And after all, whether you’re writing fiction, non-fiction, songs, or poetry, you’re writing about life. And what makes your writing stale is when you stop living and just keep trying to write about things that you’ve already written about.
Yet we all do that. We paint, we sing, we write about the same stuff over and over again. Sometimes we do it better than other times. We want our voices heard. But saying the same thing over and over again instead of getting out there and experiencing new things, even if those new things are the same old things caught in different ways or at different moments, or with different emotions, saying the same old, same old is still the same old thing. You get bored with it and your audience gets bored with it. And then you audience gets bored with you and moves on to someone who doesn’t bore them.
It’s new ways at looking at things, new ways of being inspired, new ways of finding inspiration, that lead to new ways of saying the same old things. Or better yet, new things to talk about and share.
Here is a good example. Late yesterday afternoon, while my brother was harvesting rice, I took him an afternoon snack. It consisted of two chocolate mousse brownies and a small bottle of milk. He was harvesting a field that bordered by a wide and deep irrigation canal, with a road eight feet above the field on top of one of the canal’s banks.
I drove my SUV along the road and stopped. I let him know I was nearby and watched while he cut his way toward me. I was feeling very slimy and unclean after watching the news earlier of the ever lowering bar of accusations and insults in the latest round of the current presidential contest. The two leaders aren’t just crapping on each other, they’re also crapping on us. And I felt like I had been crapped on.
So, while I waited for my brother to harvest his way to me, I leaned against my parked SUV. I watched my brother cutting rice. I watched another brother chopping rice straw with his tractor and chopper. I watched as a truck brought two trailers for us to put more grain in. I looked across the now empty rice fields stretching a mile to the north, their straw cut just inches above the ground. I felt the wind on my arms, my neck, my face. I saw the white sun poking through high, thin gray clouds. I smelled the freshly-cut rice straw.
I relaxed and concentrated on the world around me, a simple symphony of beauty and peace, of work accomplished and work being accomplished. Of work whose goal is feeding the world. I let myself become one with this moment and I felt clean again and at peace.
One moment that lifted me up and made me whole. I didn’t think about politics anymore or about the future or the world, or even about myself. I just existed. And I existed in peace.
And now I’m writing about it.
Life is what we write about. Whether it’s in fiction or nonfiction, whether it’s in song, with a paint brush, through a camera lens, through dance, in whatever format it is, it’s life.
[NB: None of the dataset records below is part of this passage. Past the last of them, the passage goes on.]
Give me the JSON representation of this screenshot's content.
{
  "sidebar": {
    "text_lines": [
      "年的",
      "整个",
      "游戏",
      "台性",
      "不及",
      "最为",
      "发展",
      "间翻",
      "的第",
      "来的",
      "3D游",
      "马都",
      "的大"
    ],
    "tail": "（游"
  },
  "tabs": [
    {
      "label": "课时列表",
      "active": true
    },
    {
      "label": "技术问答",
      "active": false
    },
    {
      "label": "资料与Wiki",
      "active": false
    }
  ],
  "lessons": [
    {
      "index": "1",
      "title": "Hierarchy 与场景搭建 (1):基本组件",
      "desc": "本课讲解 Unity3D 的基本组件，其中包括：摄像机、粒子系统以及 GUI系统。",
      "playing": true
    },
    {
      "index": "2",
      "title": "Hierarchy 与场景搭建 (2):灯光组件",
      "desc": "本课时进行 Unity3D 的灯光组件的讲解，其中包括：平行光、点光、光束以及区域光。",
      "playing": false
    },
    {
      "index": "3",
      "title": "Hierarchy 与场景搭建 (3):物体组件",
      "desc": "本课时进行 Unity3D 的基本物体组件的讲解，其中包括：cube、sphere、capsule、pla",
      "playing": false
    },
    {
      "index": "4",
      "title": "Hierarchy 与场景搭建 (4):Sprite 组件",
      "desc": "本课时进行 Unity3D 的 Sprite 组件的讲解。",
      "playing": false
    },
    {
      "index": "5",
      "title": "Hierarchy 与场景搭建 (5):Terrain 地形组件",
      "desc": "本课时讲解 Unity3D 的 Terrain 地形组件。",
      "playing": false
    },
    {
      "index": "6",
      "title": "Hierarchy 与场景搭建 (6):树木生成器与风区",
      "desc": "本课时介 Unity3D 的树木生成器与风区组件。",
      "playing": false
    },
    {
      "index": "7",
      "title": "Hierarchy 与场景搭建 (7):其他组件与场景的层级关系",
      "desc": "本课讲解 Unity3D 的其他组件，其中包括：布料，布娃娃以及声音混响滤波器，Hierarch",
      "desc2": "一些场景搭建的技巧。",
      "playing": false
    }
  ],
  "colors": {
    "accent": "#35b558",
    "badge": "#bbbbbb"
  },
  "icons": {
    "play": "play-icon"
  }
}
Good or bad, we write about life. And if we want people to listen to us, we have to show them the good, not just the bad.
Live your life and find peace. And happiness, too.
See you out there.